Energy Transfer, the Dallas-based company behind the pipeline, said in July it had received permission to conduct land surveys across most of the pipeline's planned 143-mile route, though the company wouldn't say exactly how many landowners have given permission.

There have been allegations that company surveyors trespassed on ranchers' land, though the company chalked those incidents up to accidents and confusion over old county property records.

Sen. Rodríguez said he supports the plan because Presidio might be able to tap into the line and have access to natural gas for the first time, though that would require a local operator to build out pipe from the main line into the city. Rodríguez's West Texas district stops short of Brewster County and Alpine, the town at the center of much local opposition.

Officials in Presidio are welcoming the pipeline, saying it's helped encourage a new chile roasting plant to plan a relocation there.

In July, Rodríguez did outline some of his constituents' concerns about the pipeline in a letter to federal regulators. Opponents have said the pipeline and a similar Energy Transfer project in the works near the Texas border town of San Elizario should be regulated under federal, rather than state, jurisdiction. But the senator indicated he doesn't share those concerns.

"Given that the feds don't think there's any problem with it, it's gotten the permit from the Railroad Commission, unless there is some very serious reason why, other than just general environmental concerns, then I think I would have to support it," he said.

San Elizario Mayor Maya Sanchez and officials in El Paso County have spoken out against that other West Texas Energy Transfer project, the Comanche Trail Pipeline. Rodriguez says he’s still trying to learn more about how close to schools and other "sensitive areas" the pipeline would travel.

"That's what the mayor of San Elizario is concerned about," he said. "At this point, there's still some unanswered questions. They've responded to some of my requests for information, but I'm not satisfied with the responses they gave me."

The senator described the Comanche Trail Pipeline as "up in the air," though the El Paso Times reported this month that some landowners near San Elizario are already in negotiations or have agreed to sell their land to Energy Transfer for that pipeline.

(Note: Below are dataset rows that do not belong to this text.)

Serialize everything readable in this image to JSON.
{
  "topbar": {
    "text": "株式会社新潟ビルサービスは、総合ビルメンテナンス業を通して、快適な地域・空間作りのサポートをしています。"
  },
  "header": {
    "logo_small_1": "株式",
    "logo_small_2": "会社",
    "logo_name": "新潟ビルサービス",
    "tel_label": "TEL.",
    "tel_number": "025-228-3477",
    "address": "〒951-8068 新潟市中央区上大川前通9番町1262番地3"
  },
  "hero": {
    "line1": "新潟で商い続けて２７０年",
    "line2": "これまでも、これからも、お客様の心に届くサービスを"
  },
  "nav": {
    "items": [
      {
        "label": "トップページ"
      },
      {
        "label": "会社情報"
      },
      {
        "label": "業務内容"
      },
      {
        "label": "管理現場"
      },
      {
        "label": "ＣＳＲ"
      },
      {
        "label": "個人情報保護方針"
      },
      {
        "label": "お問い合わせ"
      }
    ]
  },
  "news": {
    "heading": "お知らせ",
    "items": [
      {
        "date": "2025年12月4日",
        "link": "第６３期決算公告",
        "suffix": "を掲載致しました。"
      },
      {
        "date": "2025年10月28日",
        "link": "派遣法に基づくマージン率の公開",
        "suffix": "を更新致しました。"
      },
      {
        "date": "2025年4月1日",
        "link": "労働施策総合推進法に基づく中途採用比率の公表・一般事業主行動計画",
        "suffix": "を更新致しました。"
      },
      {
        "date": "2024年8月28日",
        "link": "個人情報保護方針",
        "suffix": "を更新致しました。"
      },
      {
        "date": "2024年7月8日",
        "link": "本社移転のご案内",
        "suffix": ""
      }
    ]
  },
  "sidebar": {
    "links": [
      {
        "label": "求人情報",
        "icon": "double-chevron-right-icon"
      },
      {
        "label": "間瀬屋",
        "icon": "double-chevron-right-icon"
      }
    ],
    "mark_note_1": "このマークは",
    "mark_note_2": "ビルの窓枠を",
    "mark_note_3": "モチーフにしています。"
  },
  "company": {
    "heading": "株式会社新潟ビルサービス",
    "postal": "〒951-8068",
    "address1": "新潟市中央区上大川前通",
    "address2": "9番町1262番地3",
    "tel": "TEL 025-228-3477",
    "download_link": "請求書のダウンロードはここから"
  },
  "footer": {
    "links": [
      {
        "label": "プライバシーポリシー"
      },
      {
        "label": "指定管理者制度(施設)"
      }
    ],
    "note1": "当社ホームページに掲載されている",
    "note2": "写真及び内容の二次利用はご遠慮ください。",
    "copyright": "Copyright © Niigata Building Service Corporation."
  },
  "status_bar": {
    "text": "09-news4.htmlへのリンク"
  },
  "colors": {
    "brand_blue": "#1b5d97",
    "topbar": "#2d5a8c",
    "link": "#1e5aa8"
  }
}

- Lorne Matalon contributed reporting

Travis Bubenik is All Things Considered Host and Big Bend Reporter at Marfa Public Radio.